Omri: How would you approach the conflict between modern technologies, like ChatGPT, to the deep works of writers?
Nir: I played with ChatGPT quite a bit, and I don’t think it has the same quality. ChatGPT is really good at regurgitating what’s already out there. I think it makes people better writers. For example, my daughter, she’s 14 and she’s taking world history class. She had a question that she needed to answer, which was “why did people during the Ottoman Empire resist industrialization?” She looked thoroughly at Google, but she couldn’t get a definitive answer to this question. I saw that she was struggling so I went to ChatGPT and asked the same question. It gave me an answer in 3 seconds, and that’s amazing because during my generation, we would go to the library and it would take us 3 hours. For her, it took her 30 minutes to Google it. Today, with ChatGPT, it only took 3 seconds. Now, that’s not good writing. That’s good regurgitation of what’s already out there. Good writing is to take that and some kind of unique insight and combine it together.

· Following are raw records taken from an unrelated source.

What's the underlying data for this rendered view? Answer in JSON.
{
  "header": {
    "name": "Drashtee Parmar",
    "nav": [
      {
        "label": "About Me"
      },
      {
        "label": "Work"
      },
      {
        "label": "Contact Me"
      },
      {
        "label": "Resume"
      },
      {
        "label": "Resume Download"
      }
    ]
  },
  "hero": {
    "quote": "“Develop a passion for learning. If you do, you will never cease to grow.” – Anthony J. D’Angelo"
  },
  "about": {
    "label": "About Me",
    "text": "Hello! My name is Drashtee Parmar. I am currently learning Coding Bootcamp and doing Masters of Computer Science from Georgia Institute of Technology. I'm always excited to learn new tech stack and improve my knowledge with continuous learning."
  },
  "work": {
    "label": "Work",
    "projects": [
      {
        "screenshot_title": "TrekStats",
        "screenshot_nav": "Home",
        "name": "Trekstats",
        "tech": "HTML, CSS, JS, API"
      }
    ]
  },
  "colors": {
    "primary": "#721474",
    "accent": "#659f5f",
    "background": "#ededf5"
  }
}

Omri: What does your current time management workflow look like and how do you stay away from distractions?
Nir: External triggers are only 10% of the causes of our distractions. 90% of the time that we get distracted is not about what’s happening outside of us, it’s about what’s happening inside of us, specifically inside our own heads. These are internal triggers, which are uncomfortable emotional states that we seek to escape: boredom, loneliness, fatigue, uncertainty, anxiety, etc. 90% of the time, the problem is the feeling and how we don’t know how to master these emotions. So step number 1 to becoming indistractable is to master these emotions or they will become your master. Step number 2, which is my workflow, is making time for traction. If you can’t look at your calendar and know what to do with your time, you can’t say you got distracted. Why? Because you can’t call something a distraction unless you know what it distracted you from. The third step is to hack back the external triggers. Even though it’s only 10% of the time, there are a bunch of easy things we can do: changing notification settings, etc. Finally, we prevent distraction with packs. Packs are the last line of defense – the firewall against distractions where we make a promise between ourselves and others as the last line of defense so that if the 3 other techniques fail, we are kept on our task at hand.

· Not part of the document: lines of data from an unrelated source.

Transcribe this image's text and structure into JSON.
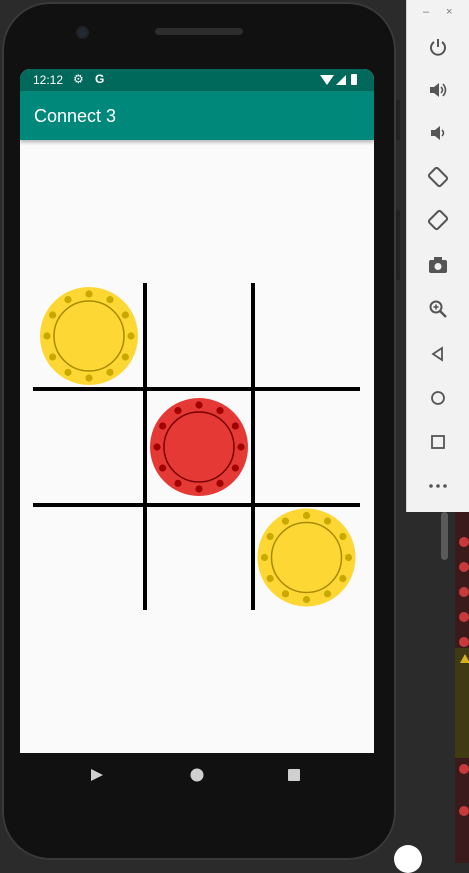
{
  "status_bar": {
    "time": "12:12",
    "settings_icon": "gear-icon",
    "g_badge": "G",
    "wifi_icon": "wifi-icon",
    "signal_icon": "signal-icon",
    "battery_icon": "battery-icon"
  },
  "app_bar": {
    "title": "Connect 3"
  },
  "board": {
    "rows": 3,
    "cols": 3,
    "cells": [
      [
        "yellow",
        null,
        null
      ],
      [
        null,
        "red",
        null
      ],
      [
        null,
        null,
        "yellow"
      ]
    ],
    "colors": {
      "yellow": "#fdd835",
      "red": "#e53935",
      "grid": "#000000"
    }
  },
  "nav_bar": {
    "back": "back-icon",
    "home": "home-icon",
    "recents": "recents-icon"
  },
  "emulator_panel": {
    "window_controls": [
      "–",
      "×"
    ],
    "buttons": [
      "power-icon",
      "volume-up-icon",
      "volume-down-icon",
      "rotate-left-icon",
      "rotate-right-icon",
      "camera-icon",
      "zoom-icon",
      "back-icon",
      "home-icon",
      "overview-icon",
      "more-icon"
    ]
  },
  "colors": {
    "primary": "#00897b",
    "primary_dark": "#00695c"
  }
}
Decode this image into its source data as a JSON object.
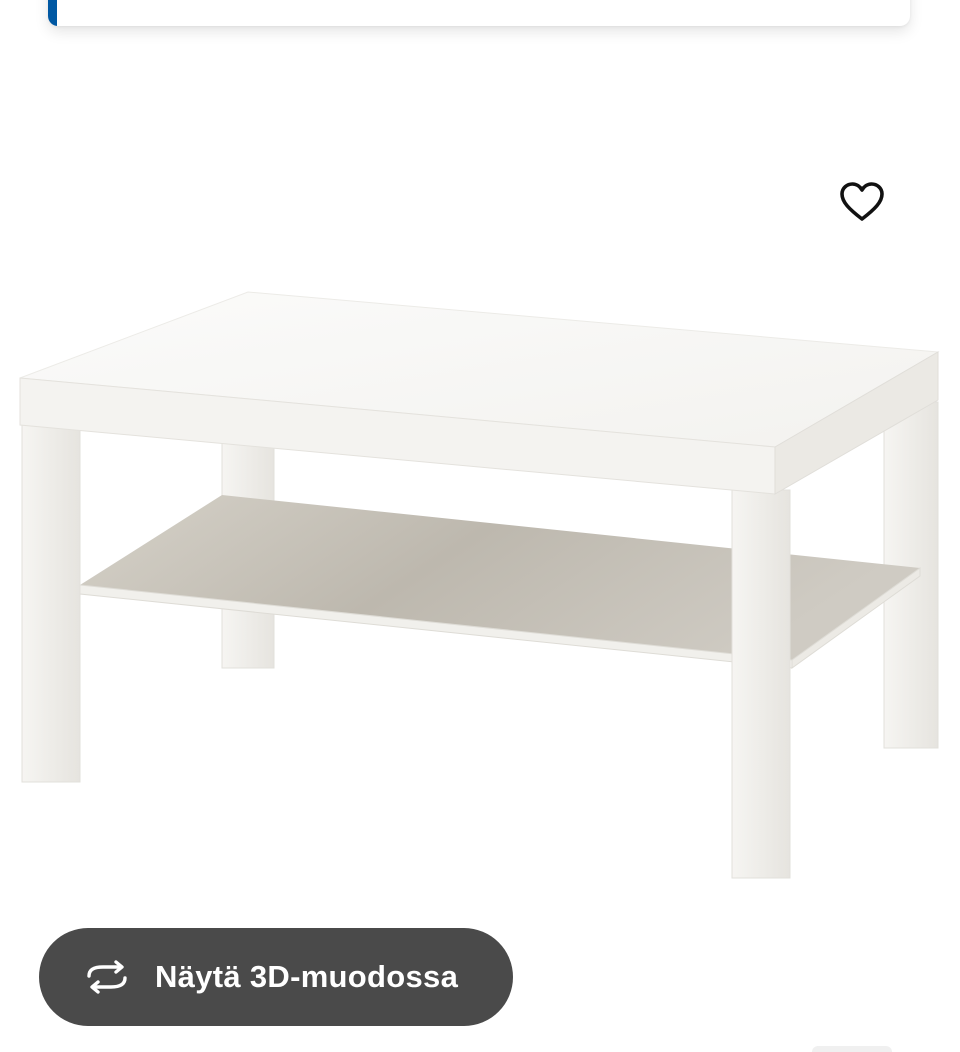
{
  "product": {
    "image_alt": "white coffee table with lower shelf",
    "favourite_icon": "heart-outline-icon"
  },
  "view3d": {
    "label": "Näytä 3D-muodossa",
    "icon": "rotate-3d-icon",
    "background_color": "#4a4a4a"
  },
  "top_card": {
    "accent_color": "#0058a3"
  }
}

Omri: What are some practical things that you do to fight distraction?
Nir: One technique I use every day is the 10-minute rule, which is all about giving in to any distractions in 10 minutes. And these emotions, they’re like waves – they crest and they subside. And by the time those 10 minutes have passed, you’ll be right back at the task at work that you said you were going to do. 9 out of 10 times it works. It’s about showing yourself that you’re capable of resisting temptation. That’s the important thing here, that you have agency. And over time, you’re building that capability to resist longer and longer.
Omri: What is your advice for people who combine different productivity tools?

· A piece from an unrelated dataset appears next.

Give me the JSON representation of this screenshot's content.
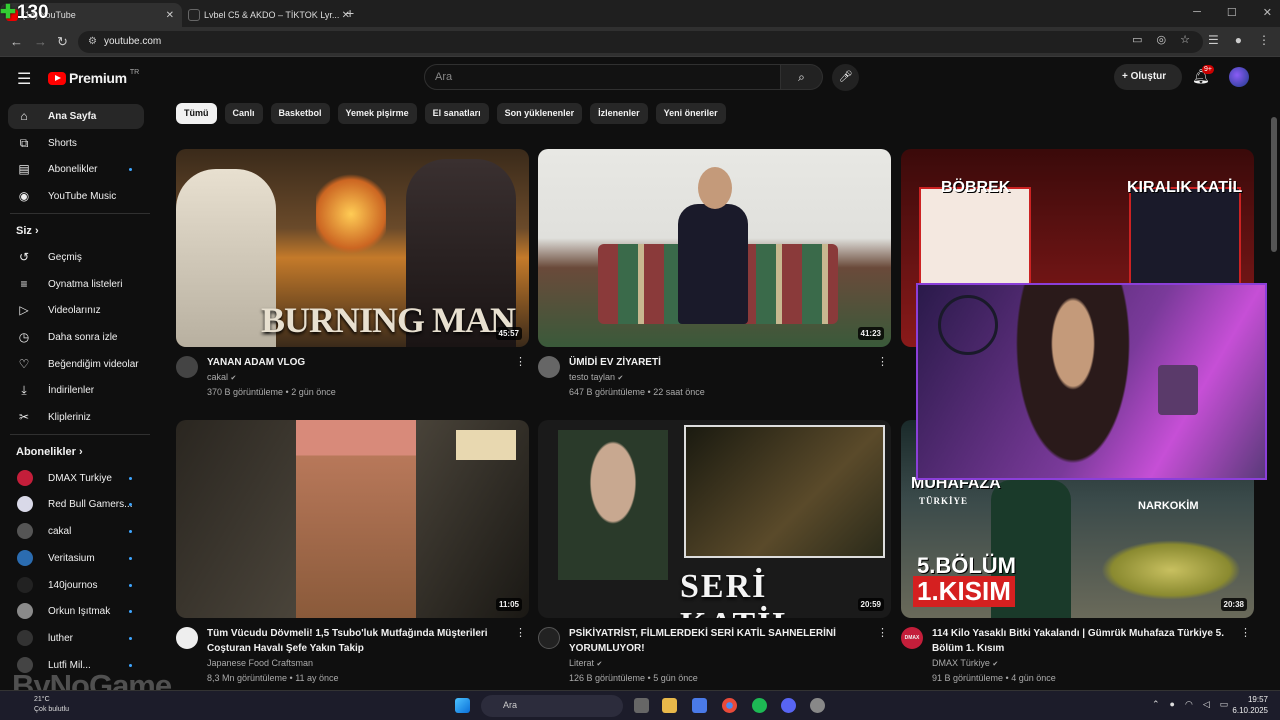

Nir: To-do lists are terrible when you use them by themselves because there’s no constraint. You can always add more and more and more. The reason that people believe that they’re bad at time management is that they use this crappy technique that time after time tells them “you didn’t finish what you said you were going to do.” You’re not broken – this technique is broken. To-do lists are a temporary repository of how you want to spend your time. But the critical thing is your calendar. Put the things in your to-do lists in your calendar, because if you haven’t planned time for it, it’s not going to get done.